Kevin Gausman’s first stint in the majors is one he would probably like to forget. Over his first four major league starts last season, the former fourth overall pick got trashed to a 8.84 ERA, gave up 5 home runs, allowed an opponents OPS of .991, and averaged less than five innings per start. After the fifth start, he was sent to the bullpen, and then back to the minors a week later.
But that shouldn’t dissuade the Orioles or discourage fans, Gausman, who was ranked by ESPN’s Keith Law as the 23rd best prospect in baseball, was the victim of more than a little bad luck, and all he really needs to be an integral part of the Orioles 2014 rotation is a little growth and for a few balls to bounce his way.
After spending some time in the bullpen at the end of the year, Gausman finished with an ERA of 5.66. His peripherals, however, were excellent. He posted a 9.3 K/9 and 2.5 BB/9, leading to a 3.99 FIP, and his xFIP, the stat Fangraphs considers to correlate most strongly with future performance, was a sparkling 3.04. His Babip was an inflated .328, about 30 points above the major league average, and while most pitchers allow home runs on approximately 10% of fly balls, Gausman gave up the long ball on 19% of the fly balls hit off of him. Statistically, both these numbers should drop next season, resulting in a much improved showing, regardless of whether or not Gausman himself does not improve.
Even if he wasn’t unlucky and last year’s stats were indicative of an actual inability to pitch effectively, Gausman’s youth and stuff should earn him another shot. Remember, Kevin was the fourth overall pick from just a year and a half ago ago and he received a big league promotion after only 13 professional starts, just 8 of which came above A ball.

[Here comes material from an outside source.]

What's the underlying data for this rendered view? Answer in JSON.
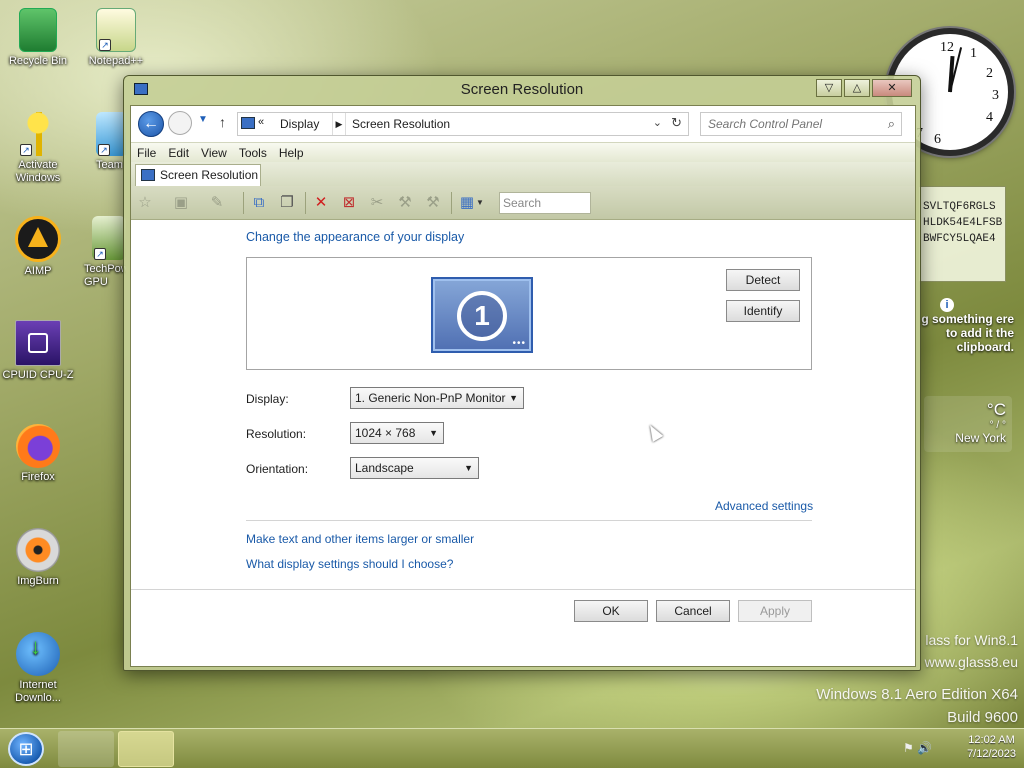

His arsenal, meanwhile, compensates for his youth and inexperience. Hitting 100 on the gun and average a shade under 96 MPH last season, he naturally relies heavily on his fastball, which also features solid movement when thrown in the bottom half of the zone.
Gausman’s changeup, however, is the pitch that makes him stand out. In this years edition of his top 100 prospect list, Jonathan Mayo described it as “easily a plus pitch – one of the best in the minor leagues.” In his own top 100 list, Keith Law wrote that he throws “a plus changeup that has long been his primary out pitch, with good arm speed and a very severe late tumble.” Baseball America called it the best changeup in the Orioles system. It has such downward movement that despite its name and Gausman’s insistences to the contrary, Pitch F’x often lists it as a splitter. According to Fangraphs, Gausman threw a splitter just under 20% of the time. According to Kevin Gausman, he has never thrown a splitter in his life.
Rounding out his reportioire is a hard slider, which has often lagged behind his changeup and fastball in intensity. That being said, the pitch became sharper towards the end of last season, coming in with late bite and often having what Keith Law described as “11-5 break.” Its not the plus or plus-plus pitch that his changeup and fastball are, but it should at least be an average major league offering, probably even better.
If the young fireballer just slightly better and just a little luckier, he should tear through camp and win the fifth start job outright. That’s assuming the Orioles don’t sign a free agent starter. If they do, Gausman will start the season in Triple-A, but it shouldn’t take long for an injury to open up a spot for him in Camden Yards.